  6. ^ Pizza, Murphy (2008), "Magical children and meddling elders: paradoxical patterns in contemporary pagan cultural transmission", in Pizza, Murphy; Lewis, James R. (eds.), Handbook of Contemporary Paganism, Brill Handbooks on Contemporary Religion, vol. 2, Brill, pp. 497–508, ISBN 978-90-04-16373-7, retrieved 2011-05-27, 'Paganistan' is the nickname, and now moniker of self-identification, of the uniquely innovative, eclectic, and feisty Neopagan community of the Twin Cities Metro area of Minnesota. Filled with many different groups - Druid orders, Witch covens, legal Pagan churches, Ethnic Reconstructionist groups, and many more solitaries, interlopers and poly-affiliated Pagans, the community gained its name from priest Steven Posch, and has proudly adopted it.
  7. ^ Buckland, Raymond; "The Witch Book: The Encyclopedia of Witchcraft, Wicca, and Neo-paganism", 2002, p. 509, Visible Ink Press
  8. ^ "About Us: History: The 1960s". Llewellyn Worldwide. Retrieved 2011-05-23.
  9. ^ Buckland, Raymond; "The Witch Book: The Encyclopedia of Witchcraft, Wicca, and Neo-paganism", 2002, p. 507-8, Visible Ink Press
  10. ^ a b Hogan/Albach, Susan (1996-10-31). "Pagan's Progress: Halloween is a sacred holiday for growing Pagan groups". Star Tribune. Retrieved 2023-05-09. In 1963, several students at Carleton College in Northfield started the Reformed Druids of North America to protest a requirement that they attend religious services. Their action inspired the formation of Druid groups around the country.
  11. ^ "Druids - Admissions - Carleton College". 2018-03-16. Archived from the original on 2018-03-16. Retrieved 2023-05-09. In order to protest the mandatory Christian chapel services that Carleton used to have way back when, a group of students semi-jokingly created the Reformed Druids of North America. This quickly evolved into a fairly large, completely serious religion, and at one point the head Druidical religious leader of North America lived at Carleton.

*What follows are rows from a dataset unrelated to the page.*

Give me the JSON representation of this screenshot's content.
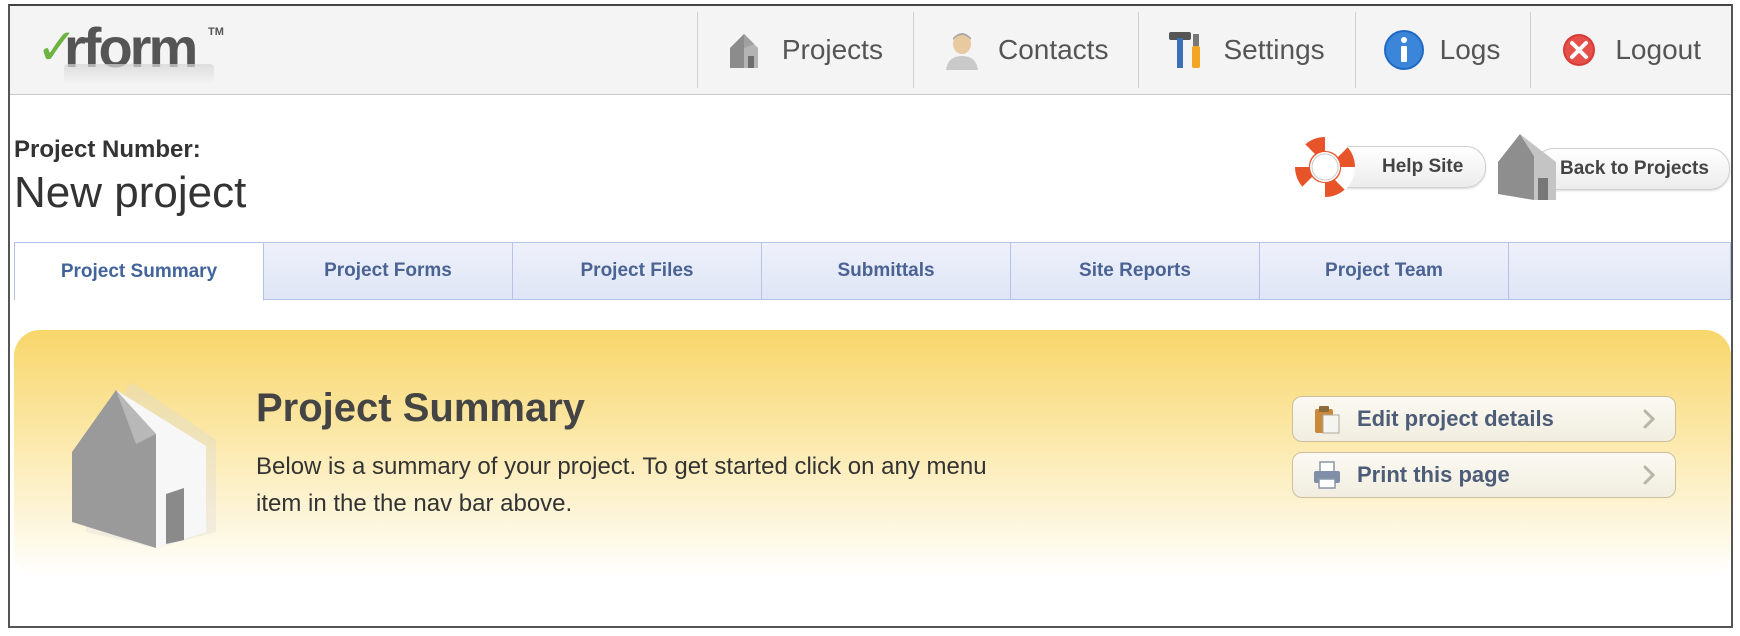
{
  "app": {
    "logo_word": "rform",
    "logo_tm": "TM"
  },
  "nav": {
    "items": [
      {
        "label": "Projects",
        "icon": "house-icon"
      },
      {
        "label": "Contacts",
        "icon": "person-icon"
      },
      {
        "label": "Settings",
        "icon": "tools-icon"
      },
      {
        "label": "Logs",
        "icon": "info-icon"
      },
      {
        "label": "Logout",
        "icon": "close-icon"
      }
    ]
  },
  "project": {
    "number_label": "Project Number:",
    "name": "New project"
  },
  "actions": {
    "help_label": "Help Site",
    "back_label": "Back to Projects"
  },
  "tabs": [
    {
      "label": "Project Summary",
      "active": true
    },
    {
      "label": "Project Forms"
    },
    {
      "label": "Project Files"
    },
    {
      "label": "Submittals"
    },
    {
      "label": "Site Reports"
    },
    {
      "label": "Project Team"
    }
  ],
  "summary": {
    "title": "Project Summary",
    "description": "Below is a summary of your project. To get started click on any menu item in the the nav bar above.",
    "buttons": [
      {
        "label": "Edit project details",
        "icon": "clipboard-icon"
      },
      {
        "label": "Print this page",
        "icon": "printer-icon"
      }
    ]
  },
  "colors": {
    "tab_text": "#4a6393",
    "panel_top": "#f8d66a",
    "logo_check": "#6db33f"
  }
}
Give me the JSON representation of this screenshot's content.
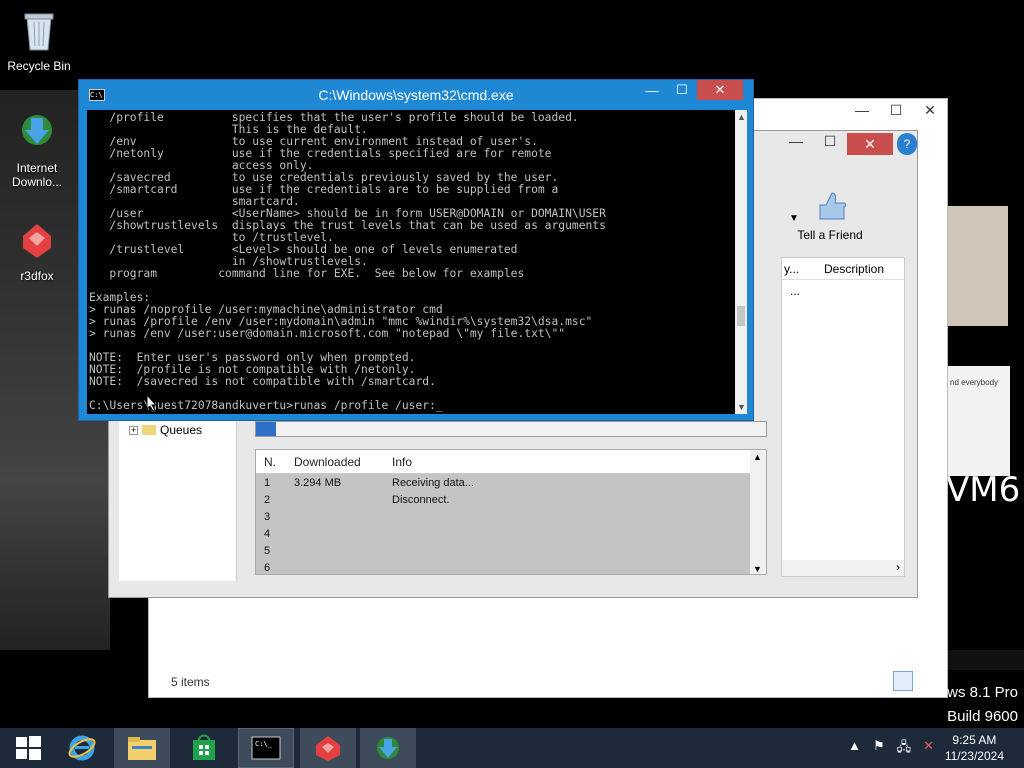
{
  "desktop": {
    "recycle_bin_label": "Recycle Bin",
    "idm_icon_label_1": "Internet",
    "idm_icon_label_2": "Downlo...",
    "r3dfox_label": "r3dfox"
  },
  "explorer": {
    "status_items": "5 items"
  },
  "idm": {
    "tell_friend": "Tell a Friend",
    "col_description": "Description",
    "col_y": "y...",
    "dots": "...",
    "tree_queues": "Queues",
    "progress_fraction": 0.04,
    "table": {
      "headers": [
        "N.",
        "Downloaded",
        "Info"
      ],
      "rows": [
        [
          "1",
          "3.294 MB",
          "Receiving data..."
        ],
        [
          "2",
          "",
          "Disconnect."
        ],
        [
          "3",
          "",
          ""
        ],
        [
          "4",
          "",
          ""
        ],
        [
          "5",
          "",
          ""
        ],
        [
          "6",
          "",
          ""
        ]
      ]
    }
  },
  "cmd": {
    "title": "C:\\Windows\\system32\\cmd.exe",
    "lines": [
      "   /profile          specifies that the user's profile should be loaded.",
      "                     This is the default.",
      "   /env              to use current environment instead of user's.",
      "   /netonly          use if the credentials specified are for remote",
      "                     access only.",
      "   /savecred         to use credentials previously saved by the user.",
      "   /smartcard        use if the credentials are to be supplied from a",
      "                     smartcard.",
      "   /user             <UserName> should be in form USER@DOMAIN or DOMAIN\\USER",
      "   /showtrustlevels  displays the trust levels that can be used as arguments",
      "                     to /trustlevel.",
      "   /trustlevel       <Level> should be one of levels enumerated",
      "                     in /showtrustlevels.",
      "   program         command line for EXE.  See below for examples",
      "",
      "Examples:",
      "> runas /noprofile /user:mymachine\\administrator cmd",
      "> runas /profile /env /user:mydomain\\admin \"mmc %windir%\\system32\\dsa.msc\"",
      "> runas /env /user:user@domain.microsoft.com \"notepad \\\"my file.txt\\\"\"",
      "",
      "NOTE:  Enter user's password only when prompted.",
      "NOTE:  /profile is not compatible with /netonly.",
      "NOTE:  /savecred is not compatible with /smartcard.",
      "",
      "C:\\Users\\guest72078andkuvertu>runas /profile /user:_"
    ]
  },
  "watermark": {
    "line1": "ows 8.1 Pro",
    "line2": "Build 9600"
  },
  "overlay_text": {
    "vm6": "VM6",
    "small_note": "nd everybody"
  },
  "taskbar": {
    "time": "9:25 AM",
    "date": "11/23/2024"
  },
  "colors": {
    "cmd_frame": "#1e88d4",
    "close_red": "#c94f4f",
    "taskbar": "#1c2a3a"
  }
}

  12. ^ Adler, Margot (2006). Drawing down the moon : witches, Druids, goddess-worshippers, and other pagans in America (Rev. ed. with expanded appendix. ed.). New York: Penguin Books. pp. 298–303. ISBN 0-14-303819-2.
  13. ^ Grimassi, Raven (2000). The Encyclopedia of Wicca and Witchcraft. St.Paul: Llewllyn. p. 394. ISBN 1-56718-257-7.
  14. ^ Guiley, Rosemary Ellen (1999). The encyclopedia of witches and witchcraft. New York: Checkmark Books. p. 362. ISBN 0-8160-3849-X.
  15. ^ "A Brief History of Neo-Paganism in the Twin Cities", 2002, Minnesota Pagan Press, pg. 19
  16. ^ Hopman, Ellen Evert; Bond, Lawrence (1996). People of the earth: the new Pagans speak out. Rochester, Vt.: Destiny Books. p. 20. ISBN 978-0-89281-559-3.
  17. ^ Haynie, Devon (2007-03-04). "Witches launch PR campaign for Wiccan war dead". Naples Daily News. Retrieved 2011-05-23.
  18. ^ Saint Paul Pioneer Press, October 31, 2010, Page: E4, "In the Twin Cities, several businesses create community for the pagans among us"
  19. ^ "Editorial shorts: Desire for clean highways shared by many faiths". StarTribune. 2008-07-12. Retrieved 2011-05-23.
  20. ^ "Wiccan prisoner sues state, claiming religious rights violated". Star Tribune. Archived from the original on 2011-04-13. Retrieved 2011-05-23.
  21. ^ "Baldurs Hof in Murdock, Minnesota". Pagan Places. 24 June 2020. Retrieved 2020-09-11.